Part 1: Impact Injury
Part 2: Movement as habit
Part 3: Emotional and Mental patterns
Part 5: Toxicity
Part 6: Lifestyle
Part 7: Case studies and Conclusion
If you are seeking relief from a painful issue that hasn’t done the decent thing and simply just gone away, then this series of articles offers:
-avenues to explore that you may not have considered yet
-fresh perspective on those you may have tried already
-some suggestions about where to best invest your time, energy and money.
In my work as a body therapist, and NLP coach, I am often asked the above question. It is usually followed by “Can it be fixed?”
The usual issues that raise “The Question” are neck, back and sciatic pain, whiplash, frozen shoulder, carpal tunnel/rsi or tennis elbow, headaches and migraines. The un-usual issues that raise “the Question” are those frustrating pains that come and go, move around, or are in odd places.
Following is a brief look at how diet may play a part in physical pain.
Many pain conditions involve inflammation. This is part of the body’s natural response to irritation, be it physical damage or chemical or allergic sensitivity, but sometimes you can get on a nasty spiral where inflammation leads to pain, leads to more irritation and inflammation … so interrupting that cycle can be an important factor in reducing pain.
All the foods that we as westerners tend to use, not only to celebrate, but also day to day, are very inflammatory – specifically sugar, meat, wheat, dairy, and deep fried foods – so diet may exacerbate an actual injury. Of course this sort of chronic inflammation due to dietary habits is also linked to degenerative and cancerous diseases that are rife in western culture, yet are very rare in indigenous cultures.

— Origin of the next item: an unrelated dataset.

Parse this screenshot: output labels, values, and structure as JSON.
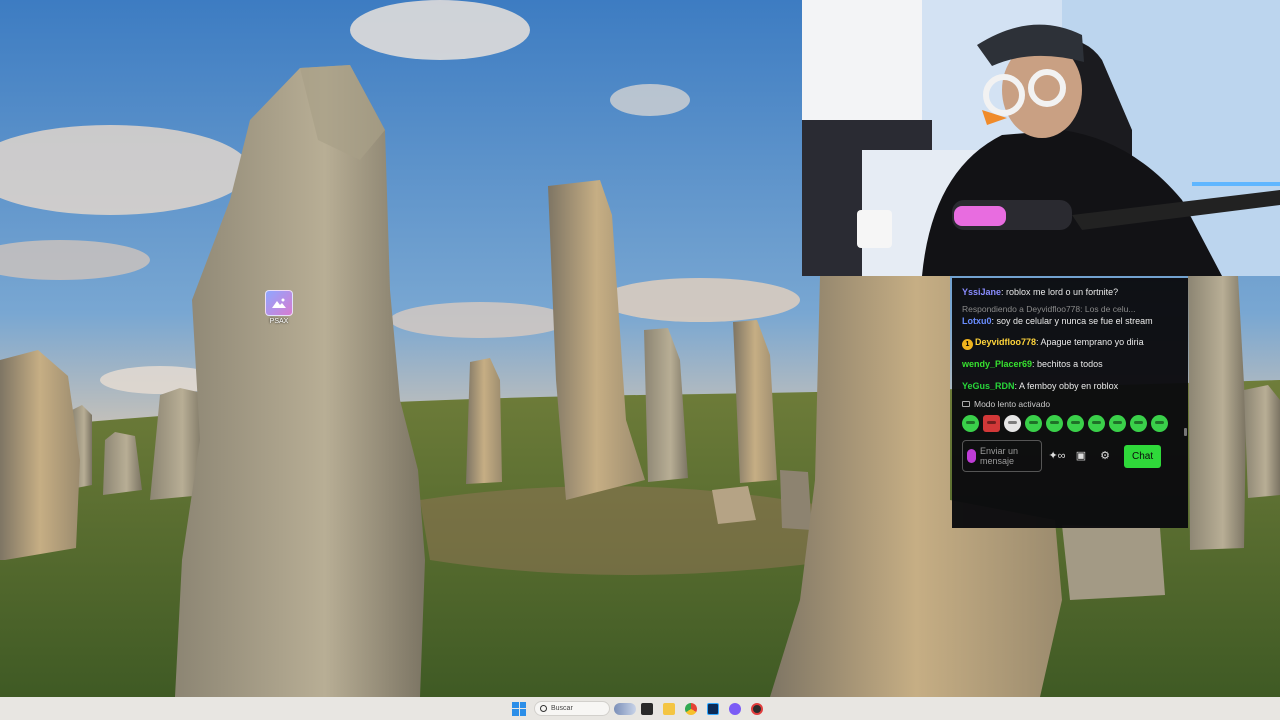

Sometimes a specific food intolerance can be directly involved in pain. Low back pain that is unresponsive to physical treatment, might respond well to removal of gluten or some other food, (see part 7, the case study for Ruby) which is upsetting the intestines and causing referred pain in the back. Kidneys, gall bladder and other organs can refer pain to the back, which might be best addressed with diet, detoxification, lifestyle, or treatment with other-than-physical therapies.
What to do:
If you are serious about your health, especially for the long term, then addressing diet is essential.
In general the more raw fruit and veges you eat and the simpler the diet, the less inflammatory it is. Also specific foods can have an anti-inflammatory effect, turmeric for example.
Professional vs internal advice
Good personalised dietary advice can be sought from practitioners such as naturopaths, chinese medicine and ayurvedic practitioners, who can assess your unique constitution and body type and give you a starting point that is tailored to you.
Bear in mind that diet is such a personal thing and absolutely nobody knows exactly what you need at any one time. The ideal advice comes from your body – not your mind or emotions, see below. If you treat yourself as a living experiment, and take your time observing how you respond to changes, you will develop your own sensitivity and instinct about what you want/need and how much.
The very word “diet” generally brings up emotional reaction to imagined denial of favorite foods.
Two approaches come to mind here. The first is to focus on adding top quality vibrant superfoods that you enjoy, rather than focussing on the denial and lack of consolation. It will build your sensitivity and your taste for food with “zing”.
The second consideration is to address the emotional links to consolation eating and cravings, which leads us nicely onto the next section of this article set : Part 4 – Emotional/Mental. Diet also links to Part 5 – Toxicity. Oooh, now we’re getting into the Interconnectedness of All Things.
Craig Love is an NLP Coach and a certified practitioner of 3 body therapies: ConTact C.A.R.E, Ortho-Bionomy, Zero Balancing, and is part way through adding the Feldenkrais Method of somatic education to his toolbox. He works in and around Auckland, New Zealand with animals as well as people, helping with issues as diverse as whiplash and back pain to phobias and anxiety, and with “labels” from Fibromyalgia to Crones Disease.